From: Mohan Sagar (
Date: Wed Aug 13 1997 - 16:53:09 PDT

Sri Raja Krishnasamy writes:

>our Jeeyar of Sri Rangam tells us in his commentary on yethirAja
>sapthathi that 
>sarvaDharmAn parithyajya mAm Ekam sharaNam vraja ...
>actually does not mean relinquishing everything and surrendering to the
>Lord, but by actually performing your duties righteously and dutifully
>so that one can attain the feet of the Lord.  It is the duty of every
>one to perform their karmAs in this birth of ours, and by not performing
>them dutifully, one actually ends up inciting bhagavath apachAram.
>During a conference of NAMA in New Jersey a few months back, shrI
>vEnkatAchAri of University of Toronto very eloquently explained this in
>detail, where he goes to say that parityajya actually is a combination
>of pari + tyAgam, and means that one sacrifices attachments to the
>fruits of one's actions in performing his duties.  
>The Lord actually implies here that "Do not look at the fruit of your
>actions in performing your deeds, for if you perform them with true
>uncorrupted zeal and righteousness, you will attain the greates of
>rewards - that of becoming one with me..."

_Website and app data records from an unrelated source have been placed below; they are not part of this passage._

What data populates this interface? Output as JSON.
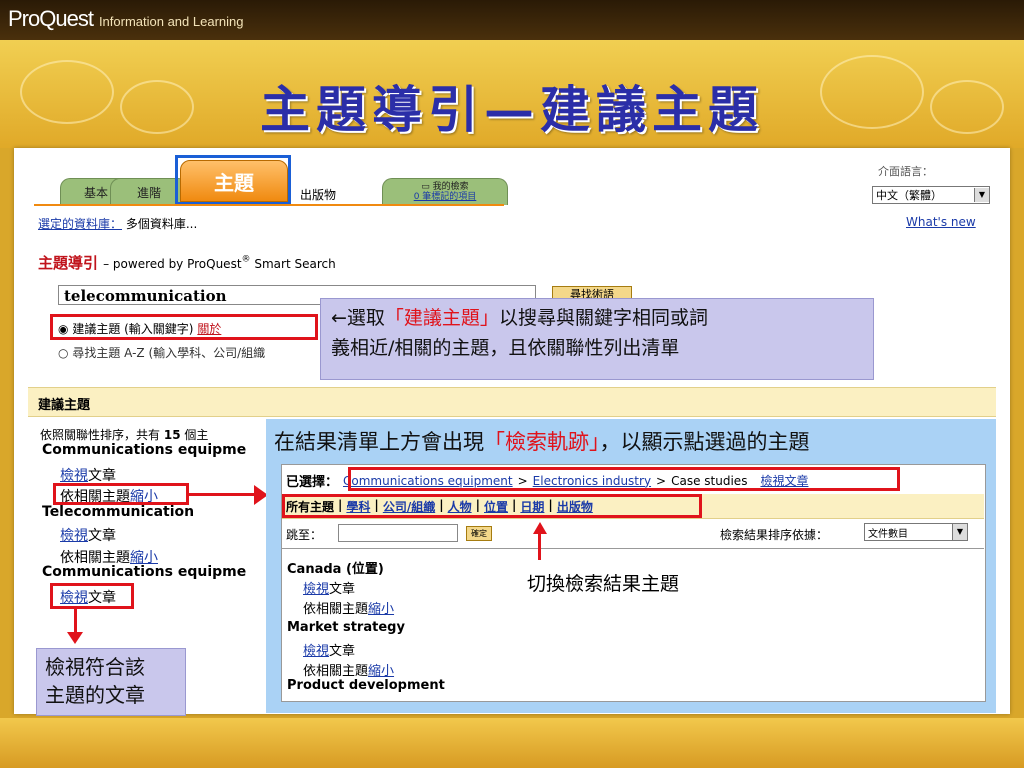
{
  "header": {
    "logo_brand": "ProQuest",
    "logo_tag": "Information and Learning"
  },
  "slide_title": "主題導引—建議主題",
  "tabs": {
    "basic": "基本",
    "advanced": "進階",
    "topic": "主題",
    "publications": "出版物",
    "my_search": "我的檢索",
    "marked": "0 筆標記的項目"
  },
  "interface_language": {
    "label": "介面語言：",
    "selected": "中文（繁體）"
  },
  "database": {
    "label": "選定的資料庫：",
    "value": "多個資料庫...",
    "whats_new": "What's new"
  },
  "topic_guide": {
    "title": "主題導引",
    "powered": "– powered by ProQuest",
    "reg": "®",
    "smart": " Smart Search"
  },
  "search": {
    "value": "telecommunication",
    "button": "尋找術語"
  },
  "options": {
    "suggest": "建議主題 (輸入關鍵字)",
    "about": "關於",
    "az": "尋找主題 A-Z (輸入學科、公司/組織"
  },
  "note1": {
    "arrow": "←選取",
    "q1": "「建議主題」",
    "text1": "以搜尋與關鍵字相同或詞",
    "text2": "義相近/相關的主題，且依關聯性列出清單"
  },
  "suggest_header": "建議主題",
  "results": {
    "sort_prefix": "依照關聯性排序，共有",
    "count": "15",
    "sort_suffix": "個主",
    "items": [
      {
        "title": "Communications equipme",
        "view": "檢視",
        "view_rest": "文章",
        "related": "依相關主題",
        "narrow": "縮小"
      },
      {
        "title": "Telecommunication",
        "view": "檢視",
        "view_rest": "文章",
        "related": "依相關主題",
        "narrow": "縮小"
      },
      {
        "title": "Communications equipme",
        "view": "檢視",
        "view_rest": "文章"
      }
    ]
  },
  "note2": {
    "t1": "在結果清單上方會出現",
    "q": "「檢索軌跡」",
    "t2": "，以顯示點選過的主題"
  },
  "trail": {
    "label": "已選擇：",
    "items": [
      "Communications equipment",
      "Electronics industry",
      "Case studies"
    ],
    "sep": ">",
    "view": "檢視文章"
  },
  "filters": [
    "所有主題",
    "學科",
    "公司/組織",
    "人物",
    "位置",
    "日期",
    "出版物"
  ],
  "jump": {
    "label": "跳至：",
    "button": "確定",
    "sort_label": "檢索結果排序依據：",
    "sort_value": "文件數目"
  },
  "inner_results": [
    {
      "title": "Canada (位置)",
      "view": "檢視",
      "view_rest": "文章",
      "related": "依相關主題",
      "narrow": "縮小"
    },
    {
      "title": "Market strategy",
      "view": "檢視",
      "view_rest": "文章",
      "related": "依相關主題",
      "narrow": "縮小"
    },
    {
      "title": "Product development"
    }
  ],
  "note3": "切換檢索結果主題",
  "note4": {
    "line1": "檢視符合該",
    "line2": "主題的文章"
  }
}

This is a very interesting interpretation of charama slokam that I have not
encountered in my readings on the subject.  So, I would like to request that
Sri Raja elaborate on this further.  It seems to be in line with what I
believe is called nishkAma karma yoga, doing one's duty without expectation
of any fruits, that is discussed in earlier chapters of the Bhagavad gItha.
I have read that Sri Ramanuja may have suggested this as one interpretation
of the sloka in his bhAshyam.  But, from my understanding, karma does not
"directly" play a part in the rahasya commentaries of the later Acharyans,
other than it serving as a form of kainkarya to the Lord. 

What is most perplexing about the interpretation offered by Sri Venkatachary
is its suggestion that dispassionate adherence to one duties is an upAyam,
which is contradistinctive to our recognition of the Lord being the sole
means to one's protection and salvation.